Our specs. A Shimano Acera 8S derailleur gives a wide range of gearing while Rapidfire shifters make those gear changes effortless. Equipped with a threadless steering system for less flex and more precision, trek across road and dirt on thick, dual-purpose tires and stop on a dime with responsive mechanical disc brakes.
Your dream ride if. You want a versatile ride with the sophistication of a commuter bike and agility of a trail bike. You’re looking to get a head start on all terrain, from urban streets to gravel paths.
Subject to change without notice.
Compared To The Strider Classic
A lot of similarities can be drawn to the balance bike brand Strider. Their classic model offers a similar bike that is roughly 20 more expensive with many of the same features.

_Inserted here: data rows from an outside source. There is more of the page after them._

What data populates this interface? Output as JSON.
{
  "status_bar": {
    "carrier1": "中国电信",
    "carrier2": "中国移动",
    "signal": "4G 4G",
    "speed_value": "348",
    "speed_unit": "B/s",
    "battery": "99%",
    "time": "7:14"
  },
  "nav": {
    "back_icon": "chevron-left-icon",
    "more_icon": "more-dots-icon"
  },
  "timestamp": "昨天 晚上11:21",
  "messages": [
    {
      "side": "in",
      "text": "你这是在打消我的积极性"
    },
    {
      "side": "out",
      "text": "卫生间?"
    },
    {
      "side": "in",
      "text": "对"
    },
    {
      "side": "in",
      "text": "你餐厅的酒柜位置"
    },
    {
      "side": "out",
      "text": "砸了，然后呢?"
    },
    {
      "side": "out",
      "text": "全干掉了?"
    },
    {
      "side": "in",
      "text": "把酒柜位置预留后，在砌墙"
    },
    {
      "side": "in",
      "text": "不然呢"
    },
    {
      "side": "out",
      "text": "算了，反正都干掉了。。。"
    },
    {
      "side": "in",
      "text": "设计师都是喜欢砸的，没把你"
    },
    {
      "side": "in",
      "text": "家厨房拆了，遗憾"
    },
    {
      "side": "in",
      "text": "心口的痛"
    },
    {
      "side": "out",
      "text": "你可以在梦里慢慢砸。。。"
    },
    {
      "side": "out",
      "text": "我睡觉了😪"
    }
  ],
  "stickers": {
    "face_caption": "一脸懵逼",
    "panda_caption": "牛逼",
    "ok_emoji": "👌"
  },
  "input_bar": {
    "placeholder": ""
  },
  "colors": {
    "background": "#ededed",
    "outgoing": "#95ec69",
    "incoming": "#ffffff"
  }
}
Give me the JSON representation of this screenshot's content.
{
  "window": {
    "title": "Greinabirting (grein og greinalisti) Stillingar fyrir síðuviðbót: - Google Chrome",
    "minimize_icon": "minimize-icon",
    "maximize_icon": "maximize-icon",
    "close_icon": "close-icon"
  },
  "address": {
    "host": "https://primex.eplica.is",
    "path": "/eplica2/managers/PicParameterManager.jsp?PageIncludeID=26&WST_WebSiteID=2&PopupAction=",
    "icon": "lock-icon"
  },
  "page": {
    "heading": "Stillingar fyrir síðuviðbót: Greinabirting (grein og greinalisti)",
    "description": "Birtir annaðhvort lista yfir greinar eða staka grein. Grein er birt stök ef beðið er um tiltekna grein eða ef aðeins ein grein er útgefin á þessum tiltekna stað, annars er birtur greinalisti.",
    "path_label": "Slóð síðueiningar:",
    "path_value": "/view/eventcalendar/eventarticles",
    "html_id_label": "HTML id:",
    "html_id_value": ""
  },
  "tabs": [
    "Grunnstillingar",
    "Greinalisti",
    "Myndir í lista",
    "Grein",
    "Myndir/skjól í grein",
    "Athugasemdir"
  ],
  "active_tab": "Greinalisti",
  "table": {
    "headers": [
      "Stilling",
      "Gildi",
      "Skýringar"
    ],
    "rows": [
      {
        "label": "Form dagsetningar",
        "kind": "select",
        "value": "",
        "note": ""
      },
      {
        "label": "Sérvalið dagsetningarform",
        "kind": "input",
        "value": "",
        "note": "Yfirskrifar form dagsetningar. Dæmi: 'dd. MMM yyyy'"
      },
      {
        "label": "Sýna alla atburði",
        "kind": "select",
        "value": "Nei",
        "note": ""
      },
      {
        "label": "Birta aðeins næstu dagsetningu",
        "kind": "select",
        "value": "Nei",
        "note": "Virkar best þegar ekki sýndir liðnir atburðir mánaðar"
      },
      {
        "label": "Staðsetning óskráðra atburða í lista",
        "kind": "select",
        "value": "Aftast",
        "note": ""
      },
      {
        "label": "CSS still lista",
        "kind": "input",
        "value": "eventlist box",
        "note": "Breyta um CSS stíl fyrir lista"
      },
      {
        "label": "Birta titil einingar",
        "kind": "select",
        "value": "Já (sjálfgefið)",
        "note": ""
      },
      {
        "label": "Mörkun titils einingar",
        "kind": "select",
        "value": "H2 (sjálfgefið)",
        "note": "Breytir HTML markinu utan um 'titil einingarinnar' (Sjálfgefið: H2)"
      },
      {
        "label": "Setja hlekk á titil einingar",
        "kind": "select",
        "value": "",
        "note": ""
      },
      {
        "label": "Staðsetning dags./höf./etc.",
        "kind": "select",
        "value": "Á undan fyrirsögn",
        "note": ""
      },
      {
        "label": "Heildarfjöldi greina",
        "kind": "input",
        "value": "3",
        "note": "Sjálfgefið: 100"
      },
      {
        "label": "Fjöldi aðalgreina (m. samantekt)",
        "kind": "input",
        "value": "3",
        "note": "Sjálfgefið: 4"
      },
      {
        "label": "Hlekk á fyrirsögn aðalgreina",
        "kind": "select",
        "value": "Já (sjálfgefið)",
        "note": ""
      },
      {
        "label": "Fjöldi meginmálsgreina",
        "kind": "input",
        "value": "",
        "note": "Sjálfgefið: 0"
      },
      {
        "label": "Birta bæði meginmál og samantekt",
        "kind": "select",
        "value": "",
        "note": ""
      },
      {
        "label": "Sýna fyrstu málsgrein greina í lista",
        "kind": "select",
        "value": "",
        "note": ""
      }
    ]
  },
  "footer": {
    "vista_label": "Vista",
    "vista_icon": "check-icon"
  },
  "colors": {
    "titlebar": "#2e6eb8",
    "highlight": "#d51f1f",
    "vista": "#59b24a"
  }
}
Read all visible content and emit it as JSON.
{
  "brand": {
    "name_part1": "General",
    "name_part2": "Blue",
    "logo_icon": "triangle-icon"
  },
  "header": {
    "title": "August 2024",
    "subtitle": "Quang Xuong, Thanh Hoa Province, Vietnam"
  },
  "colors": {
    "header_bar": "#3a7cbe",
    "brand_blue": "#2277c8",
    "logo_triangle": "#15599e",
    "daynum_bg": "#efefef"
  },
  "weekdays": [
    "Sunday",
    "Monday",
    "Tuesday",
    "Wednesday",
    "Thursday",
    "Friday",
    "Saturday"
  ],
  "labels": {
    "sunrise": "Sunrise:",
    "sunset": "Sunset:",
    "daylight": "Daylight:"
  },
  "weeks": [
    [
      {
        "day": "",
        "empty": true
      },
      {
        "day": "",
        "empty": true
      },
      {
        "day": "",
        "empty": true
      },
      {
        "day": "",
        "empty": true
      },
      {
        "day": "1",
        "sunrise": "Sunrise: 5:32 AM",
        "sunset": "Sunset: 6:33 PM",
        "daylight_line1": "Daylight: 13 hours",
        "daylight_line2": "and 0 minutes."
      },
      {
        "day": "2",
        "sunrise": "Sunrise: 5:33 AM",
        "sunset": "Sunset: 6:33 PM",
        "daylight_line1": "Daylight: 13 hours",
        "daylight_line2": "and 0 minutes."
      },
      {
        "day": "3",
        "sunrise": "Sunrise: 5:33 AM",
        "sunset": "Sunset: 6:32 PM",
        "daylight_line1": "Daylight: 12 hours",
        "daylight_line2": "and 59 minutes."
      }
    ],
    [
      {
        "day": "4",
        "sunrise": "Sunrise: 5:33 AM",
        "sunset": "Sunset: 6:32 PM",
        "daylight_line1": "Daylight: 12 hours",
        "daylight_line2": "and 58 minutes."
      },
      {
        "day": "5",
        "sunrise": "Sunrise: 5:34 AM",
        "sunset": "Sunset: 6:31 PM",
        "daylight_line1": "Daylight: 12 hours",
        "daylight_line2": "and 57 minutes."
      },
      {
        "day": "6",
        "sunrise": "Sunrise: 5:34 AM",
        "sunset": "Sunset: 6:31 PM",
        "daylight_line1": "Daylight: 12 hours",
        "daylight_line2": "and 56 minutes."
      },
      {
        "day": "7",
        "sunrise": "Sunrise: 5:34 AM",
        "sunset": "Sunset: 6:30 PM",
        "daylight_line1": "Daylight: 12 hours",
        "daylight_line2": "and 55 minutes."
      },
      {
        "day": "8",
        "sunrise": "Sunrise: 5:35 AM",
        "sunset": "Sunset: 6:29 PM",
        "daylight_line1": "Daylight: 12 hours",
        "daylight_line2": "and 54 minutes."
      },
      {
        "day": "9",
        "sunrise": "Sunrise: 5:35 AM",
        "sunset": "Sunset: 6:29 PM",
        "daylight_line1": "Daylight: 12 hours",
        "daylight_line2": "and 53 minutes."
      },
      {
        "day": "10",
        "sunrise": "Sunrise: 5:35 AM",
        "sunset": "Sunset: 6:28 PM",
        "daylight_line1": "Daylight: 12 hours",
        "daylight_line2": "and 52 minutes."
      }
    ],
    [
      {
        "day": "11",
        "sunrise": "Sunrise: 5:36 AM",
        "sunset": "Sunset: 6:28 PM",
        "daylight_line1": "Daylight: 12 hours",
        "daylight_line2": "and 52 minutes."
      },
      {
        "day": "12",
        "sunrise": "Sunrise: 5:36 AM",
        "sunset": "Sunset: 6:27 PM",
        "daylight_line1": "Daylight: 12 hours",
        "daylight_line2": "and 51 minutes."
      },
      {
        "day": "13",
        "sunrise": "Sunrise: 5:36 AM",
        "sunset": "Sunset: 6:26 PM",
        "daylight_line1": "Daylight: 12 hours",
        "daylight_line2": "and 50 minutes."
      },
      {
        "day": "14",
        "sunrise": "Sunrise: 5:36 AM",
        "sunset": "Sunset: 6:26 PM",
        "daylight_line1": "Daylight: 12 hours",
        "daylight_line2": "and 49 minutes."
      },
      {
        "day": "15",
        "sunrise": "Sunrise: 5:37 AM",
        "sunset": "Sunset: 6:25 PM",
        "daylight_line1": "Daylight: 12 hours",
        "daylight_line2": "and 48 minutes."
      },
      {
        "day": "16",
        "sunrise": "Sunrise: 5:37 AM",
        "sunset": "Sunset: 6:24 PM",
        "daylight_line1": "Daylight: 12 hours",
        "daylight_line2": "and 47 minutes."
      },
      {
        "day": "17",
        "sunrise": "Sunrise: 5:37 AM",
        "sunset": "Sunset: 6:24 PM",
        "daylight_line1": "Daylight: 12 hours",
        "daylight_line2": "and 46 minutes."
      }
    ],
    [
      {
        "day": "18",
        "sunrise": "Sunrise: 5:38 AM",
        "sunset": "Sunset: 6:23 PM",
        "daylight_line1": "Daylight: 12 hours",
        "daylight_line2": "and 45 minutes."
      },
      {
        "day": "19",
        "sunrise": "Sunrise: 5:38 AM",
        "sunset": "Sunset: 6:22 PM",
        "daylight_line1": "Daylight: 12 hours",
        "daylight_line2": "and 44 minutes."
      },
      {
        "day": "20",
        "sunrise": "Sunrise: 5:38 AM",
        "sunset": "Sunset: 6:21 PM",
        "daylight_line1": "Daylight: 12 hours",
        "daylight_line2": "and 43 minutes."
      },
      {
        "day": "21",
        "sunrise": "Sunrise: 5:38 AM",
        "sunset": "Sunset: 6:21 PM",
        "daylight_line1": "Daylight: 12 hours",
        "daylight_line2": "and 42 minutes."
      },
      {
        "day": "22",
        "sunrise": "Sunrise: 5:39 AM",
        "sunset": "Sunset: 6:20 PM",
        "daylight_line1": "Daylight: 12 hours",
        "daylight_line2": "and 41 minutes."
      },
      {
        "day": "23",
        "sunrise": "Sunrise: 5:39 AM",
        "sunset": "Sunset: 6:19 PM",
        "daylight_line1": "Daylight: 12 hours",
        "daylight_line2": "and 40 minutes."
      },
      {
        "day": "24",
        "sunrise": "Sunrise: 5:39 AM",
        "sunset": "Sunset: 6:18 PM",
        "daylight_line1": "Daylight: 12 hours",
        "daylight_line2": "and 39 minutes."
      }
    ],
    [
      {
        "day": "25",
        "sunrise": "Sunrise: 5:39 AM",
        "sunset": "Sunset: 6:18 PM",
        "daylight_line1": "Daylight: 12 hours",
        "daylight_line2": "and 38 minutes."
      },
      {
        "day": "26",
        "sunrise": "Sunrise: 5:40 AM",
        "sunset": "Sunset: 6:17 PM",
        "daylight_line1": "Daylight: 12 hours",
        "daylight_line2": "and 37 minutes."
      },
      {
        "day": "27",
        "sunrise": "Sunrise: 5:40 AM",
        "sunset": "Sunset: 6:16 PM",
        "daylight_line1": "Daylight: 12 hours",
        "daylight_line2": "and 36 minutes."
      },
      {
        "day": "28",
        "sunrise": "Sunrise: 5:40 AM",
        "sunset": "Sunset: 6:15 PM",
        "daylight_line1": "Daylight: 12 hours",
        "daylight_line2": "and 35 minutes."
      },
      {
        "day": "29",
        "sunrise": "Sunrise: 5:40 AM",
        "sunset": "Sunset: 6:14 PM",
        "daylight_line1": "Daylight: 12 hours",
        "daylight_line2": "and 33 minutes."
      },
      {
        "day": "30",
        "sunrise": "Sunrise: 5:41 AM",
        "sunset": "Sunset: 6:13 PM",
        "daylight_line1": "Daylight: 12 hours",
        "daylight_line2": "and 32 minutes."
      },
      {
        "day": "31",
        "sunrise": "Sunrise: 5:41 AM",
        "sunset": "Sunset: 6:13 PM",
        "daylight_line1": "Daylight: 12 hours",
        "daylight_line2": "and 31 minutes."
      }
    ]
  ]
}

Adjustable handlebars, seat post, plastic wheels, EVA foam tires, rounded grips with bumpers, and a simplified bike frame aesthetic. Some design elements that separate and elevate the Cub outside of the cost savings is:
- The Cub has an arched down tube on the frame, allowing little riders to step through and over the frame instead of the traditional move of swinging their leg over the rear tire.
- Retrospec has a bigger area for their little feet to rest, which makes it easier to have them put their feet up and sit while you push them around.
- The graphics are much more minimal and timeless on the Cub. Not to mention the color schemes available being much more Instagram worthy.
Compared To Higher End Balance Bikes
The Retrospec Cub is a steal, but what are you missing when compared to higher end balance bikes? A top-notch balance bike, like the Woom 1, comes with metal wheels, pneumatic tires, a hand brake, a steering limiter, lighter weight, and overall nicer components.
The pros of those bikes might be that they’re slightly lighter, faster rolling, and include extra features like brakes, but they are really intended for parents and kids who already love riding. The benefit of the Retrospec Cub is that you can introduce your child to a balance bike without breaking the bank.
If your kiddo ends up loving it, you can always splurge on a nicer bike later on.
If you’re ready for your little rascal to become a rider, this is a great option to introduce them to two wheels. The Retrospec Cub is adjustable and ready to grow with your child. It’s made to last and on the affordable end of the balance bike market.
Our Rascal friends, Warren and Therese, met through their mutual love of riding and have injected their passion for bikes into their family unit. Warren grew up riding dirtbikes at a young age, which expanded into mountain biking and BMX racing. Therese rekindled her love for bike riding when she was introduced to dirtbikes and mountain bikes. They share their joy of riding with their two young boys, “Cuatro and Ez.” You can find them out at Wheelie Ranch, building bike lines and dirt tracks or out at their local tracks, bike parks and trails.